3 min read
What is the Snap Map? It seems kinda scary that everyone can see my location. Should I turn the feature off?
— Samar Sharma
Huge tech companies often come up with products and features no one asked for, addressing problems that don’t exist—it’s solutionism at its worst. Snapchat is back at it again with yet another feature, which makes you go “...why?” at first, followed by “oh, it’s kinda cool” and eventually “how do I turn this thing off!?”. Snap Map is a location-sharing feature within Snapchat that the company describes as “a whole new way to explore the world!”. I personally describe it as “a whole new way to stalk your friends by tracking their precise GPS location in real time while you hide behind the veil of online anonymity!”. The basic idea with Snap Map is pretty simple: whenever you open the Snapchat app, the app pinpoints your location and adds a little avatar called Bitmoji on the map for all your friends to see. Snapchat advertises the feature as a fun way to see who’s nearby to allow you to make spontaneous plans to hang out. It also serves as a way to see what places are hot and happening around town and across the globe. Naturally, only people you are friends with can see your location, and even then you can blacklist or whitelist certain users from seeing you.

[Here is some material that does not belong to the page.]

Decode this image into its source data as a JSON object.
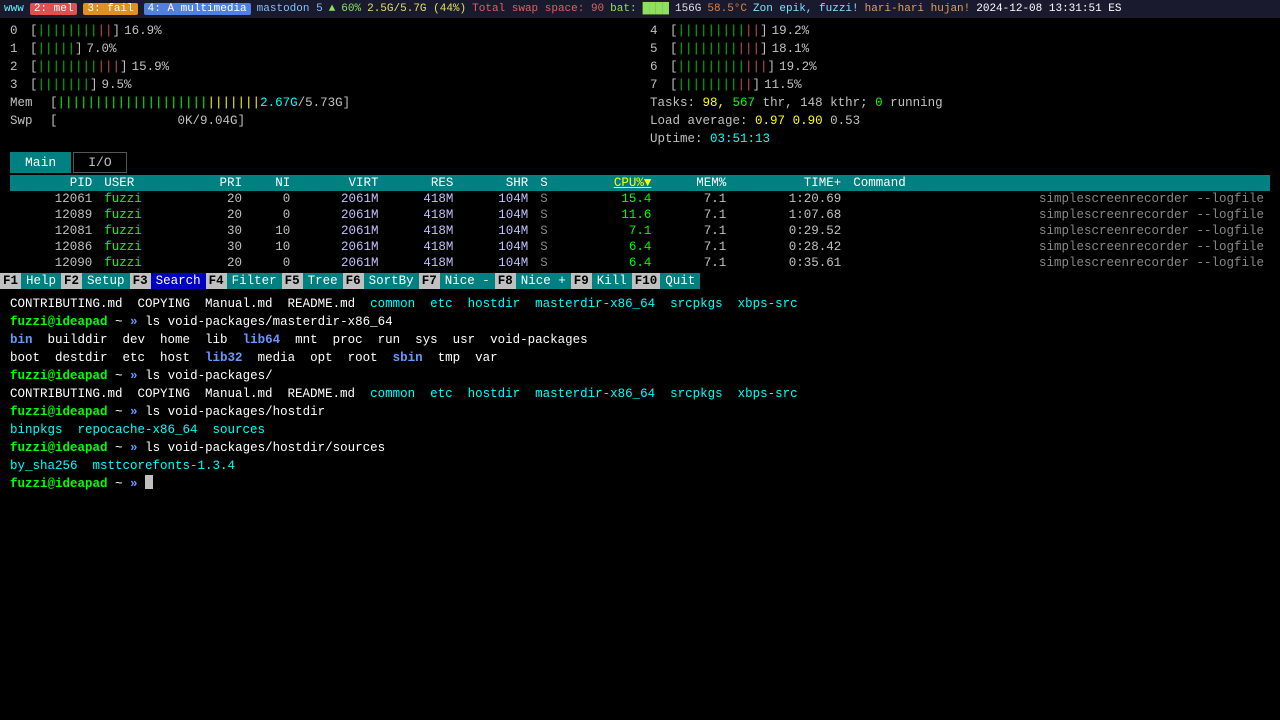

While many seem to like this whole map thing, unsurprisingly, it has led to concerns over privacy. It’s totally understandable if you don’t want all your friends to know exactly where you are at all times. I certainly don’t. You can easily turn on ‘Ghost Mode’, which removes you from the map: Snapchat isn’t really forcing anyone to use the Snap Map, for obvious reasons. Now for the Orwellians who whipped out their tinfoil hats as soon as they heard the word “GPS” and “tracking”, no, ‘the government’ (probably) isn’t tracking you. However, their concerns aren’t completely unfounded. Advertisers are willing to pay big bucks to get access to users’ location data, presumably to show you more relevant ads. Snapchat’s business model is simple: advertisers are the real customers, your data is the currency, you are the product. If you’re worried about all that, don’t allow the app access to location services, or turn off location services completely. Also, there are actual practical reasons why you might want to turn off location services. The Snapchat app is notorious for its atrocious battery usage, and adding a constant GPS signal into the mix has made things worse. And finally, the real reason why you might want to turn it off: when you’re out and about with your friends and don’t want your ‘friends’ to know about it. Ultimately, if you properly set up all the privacy features to allow only your closest friends to see you on the map, it can be pretty fun, and it’s important to note that you can simply turn it off if you want to.